A Dingwall Prima Artist bass guitar that features Fanned Frets.
An example of a multi-scale bass guitar with fanned frets. The instrument is a "Dingwall Prima Artist", made in Saskatoon (Canada) by Sheldon Dingwall.[2]

Design and construction[edit]

Traditionally, guitars feature nineteen to twenty-four frets arranged perpendicular to the guitar’s neck. The Novak fanned fret guitar has straight frets which are aligned in a non-parallel pattern. The fanned fret guitar has an increased scale length on its bass strings when measured between the nut and the bridge. The aim of this design is to even the tone and the tension of all six strings.[3] The Novak fan-fret guitar is made of walnut and lacewood (body) and birch, maple, Padauk, or walnut laminate. Novak recommends pickups that can master a wide frequency (with wood and string tones) and as much Hi-Fi as possible. One such pickup is the Bartolini.[4]

Novak patent[edit]

In 1989, Novak patented a new type of fret arrangement that he called the “fanned fret”.[1][5] The patent has expired, but Novak holds a trademark over the term "fanned-fret".[6][7] The fanned frets create a different shape to the guitar and may allow a different performance. The slanted frets lengthen the low strings and shorten the high-pitched strings. This is achieved by placing the bridge at an angle to the nut such that the distance between the nut and bridge on the side of the fretboard for the low E string is longer than it is on the side of the high E string. There is uniform string tension across the neck of the guitar, easier adaptability to altered tuning, such as DADGAD, dropped C and dropped D, enhanced definition of harmonics, and the elimination of non-harmonic overtones and unwanted noise.[4] The B string, in particular, sounds lighter and more distinct than it does on non-fanned models. On a traditional guitar, the G string sometimes feels like it has a higher tension than the other strings; on fanned-fret guitars, the G string retains normal tension and has a somewhat warmer tone.[4]

Ralph Novak[edit]

Ralph Novak is a guitar designer, builder and repairer who brought back an old technique in the design of the fanned-fret guitar (used on stringed instruments since the origins of guitar itself[citation needed]). His merchandise tag was to provide an "ideal" electric guitar for blues musicians.[8][4] As a musician, he wanted an instrument that provided better tonality and prevented his fingers sliding from the end of the fret when bending the high E string.

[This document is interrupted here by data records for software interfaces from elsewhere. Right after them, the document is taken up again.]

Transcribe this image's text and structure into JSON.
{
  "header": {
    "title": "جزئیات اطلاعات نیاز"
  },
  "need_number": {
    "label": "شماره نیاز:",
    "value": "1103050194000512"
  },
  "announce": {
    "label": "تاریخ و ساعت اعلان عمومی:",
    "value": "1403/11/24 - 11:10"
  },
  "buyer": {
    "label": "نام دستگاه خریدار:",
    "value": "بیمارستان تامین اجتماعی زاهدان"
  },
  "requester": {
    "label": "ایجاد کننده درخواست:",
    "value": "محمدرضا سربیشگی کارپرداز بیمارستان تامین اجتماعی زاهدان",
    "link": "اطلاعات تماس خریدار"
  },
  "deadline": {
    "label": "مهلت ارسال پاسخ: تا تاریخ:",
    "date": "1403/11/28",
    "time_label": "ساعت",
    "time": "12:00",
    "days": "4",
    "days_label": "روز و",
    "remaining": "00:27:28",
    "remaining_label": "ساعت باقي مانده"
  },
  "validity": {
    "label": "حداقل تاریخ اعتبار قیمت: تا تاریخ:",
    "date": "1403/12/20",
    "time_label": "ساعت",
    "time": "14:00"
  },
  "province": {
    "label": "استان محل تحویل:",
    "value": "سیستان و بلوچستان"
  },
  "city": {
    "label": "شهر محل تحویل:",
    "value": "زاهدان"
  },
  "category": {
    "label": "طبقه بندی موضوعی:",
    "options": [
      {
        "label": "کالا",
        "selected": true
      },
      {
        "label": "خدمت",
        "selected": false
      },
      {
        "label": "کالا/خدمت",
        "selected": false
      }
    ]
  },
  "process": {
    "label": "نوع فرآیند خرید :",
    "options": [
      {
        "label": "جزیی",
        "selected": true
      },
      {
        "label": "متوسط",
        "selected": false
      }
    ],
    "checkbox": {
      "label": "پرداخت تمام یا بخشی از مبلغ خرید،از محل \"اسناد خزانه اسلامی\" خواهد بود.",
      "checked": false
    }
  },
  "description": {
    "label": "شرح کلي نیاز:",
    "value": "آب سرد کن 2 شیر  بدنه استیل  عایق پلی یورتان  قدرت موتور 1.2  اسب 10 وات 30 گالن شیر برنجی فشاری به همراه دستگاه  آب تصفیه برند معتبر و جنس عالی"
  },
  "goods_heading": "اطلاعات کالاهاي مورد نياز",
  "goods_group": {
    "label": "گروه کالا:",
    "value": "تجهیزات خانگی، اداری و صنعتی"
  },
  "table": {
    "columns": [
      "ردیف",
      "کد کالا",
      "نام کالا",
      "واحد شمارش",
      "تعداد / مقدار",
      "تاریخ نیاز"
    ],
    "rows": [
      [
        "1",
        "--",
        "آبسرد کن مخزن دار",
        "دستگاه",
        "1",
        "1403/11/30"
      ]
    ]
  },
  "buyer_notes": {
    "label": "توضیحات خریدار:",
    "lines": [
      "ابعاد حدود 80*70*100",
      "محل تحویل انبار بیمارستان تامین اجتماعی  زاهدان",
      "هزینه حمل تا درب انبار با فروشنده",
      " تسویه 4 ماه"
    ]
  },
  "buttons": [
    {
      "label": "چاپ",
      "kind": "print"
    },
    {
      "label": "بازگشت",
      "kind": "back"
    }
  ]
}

"“The fanned-fret idea actually started out from a very simple and very selfish notion”, says Novak. “As a blues guitar player, I liked to do a lot of note-bending, and at the same time I liked to have a crisp, crunchy sound on the low strings. My initial idea was to create a guitar that had a Les Paul-type of sustain and sweetness of the trebles and had the kind of crunch and definition of a Tele or Strat on the basses. From doing repairs for a number of years, I knew it wasn’t the construction, the stiffness of the neck, or the types of wood causing these tonal things. And it wasn’t the pickups.”[4] Novak copied an old method of fret positioning, which provides to each string its natural scale length, to achieve a better intonation on the whole string set.

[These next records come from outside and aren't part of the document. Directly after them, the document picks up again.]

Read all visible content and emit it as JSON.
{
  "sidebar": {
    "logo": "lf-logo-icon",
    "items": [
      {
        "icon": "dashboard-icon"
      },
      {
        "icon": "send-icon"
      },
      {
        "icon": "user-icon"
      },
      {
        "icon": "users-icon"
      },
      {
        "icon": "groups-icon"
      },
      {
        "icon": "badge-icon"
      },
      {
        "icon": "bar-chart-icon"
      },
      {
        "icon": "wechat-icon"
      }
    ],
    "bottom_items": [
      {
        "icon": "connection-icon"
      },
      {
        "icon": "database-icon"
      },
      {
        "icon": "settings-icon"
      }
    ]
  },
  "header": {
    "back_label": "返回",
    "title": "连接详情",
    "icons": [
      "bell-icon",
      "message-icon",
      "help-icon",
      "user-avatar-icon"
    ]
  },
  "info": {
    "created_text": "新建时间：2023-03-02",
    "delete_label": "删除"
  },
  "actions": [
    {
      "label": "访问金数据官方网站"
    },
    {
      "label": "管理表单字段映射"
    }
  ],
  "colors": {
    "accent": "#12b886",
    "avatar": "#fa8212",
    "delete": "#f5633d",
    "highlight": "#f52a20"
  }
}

Negative neck angle[edit]

Greenfield guitars has developed the 'negative neck angle' guitar. It combines elements of the concert classical guitar and the viola and mandolin (elevated fretboard). The bridge is torqued from front to back (in the direction of the lay of the strings) and from side to side. [4]

See also[edit]

References[edit]

  1. ^ a b "Novax guitars." Novax guitars website. Accessed 17 October 2012.
  2. ^ http://www.dingwallguitars.com
  3. ^ "Why fanned-frets?" Dingwall Guitars website. 25 August 2008. Accessed 16 June 2013.
  4. ^ a b c d e f [1] Greenfield guitars website. Accessed 11 December 2012.
  5. ^ "Patent US4852450A Fingerboard for a stringed instrument." Accessed 29 August 2013.
  6. ^ "Trademark Electronic Search System (TESS)". tmsearch.uspto.gov. Retrieved 2015-10-04. 
  7. ^ "TESS -- Fanned Frets". tmsearch.uspto.gov. Retrieved 2015-10-04. 
  8. ^ "Ralph Novak." Vintage Guitars website. Accessed 17 October 2012.

External links[edit]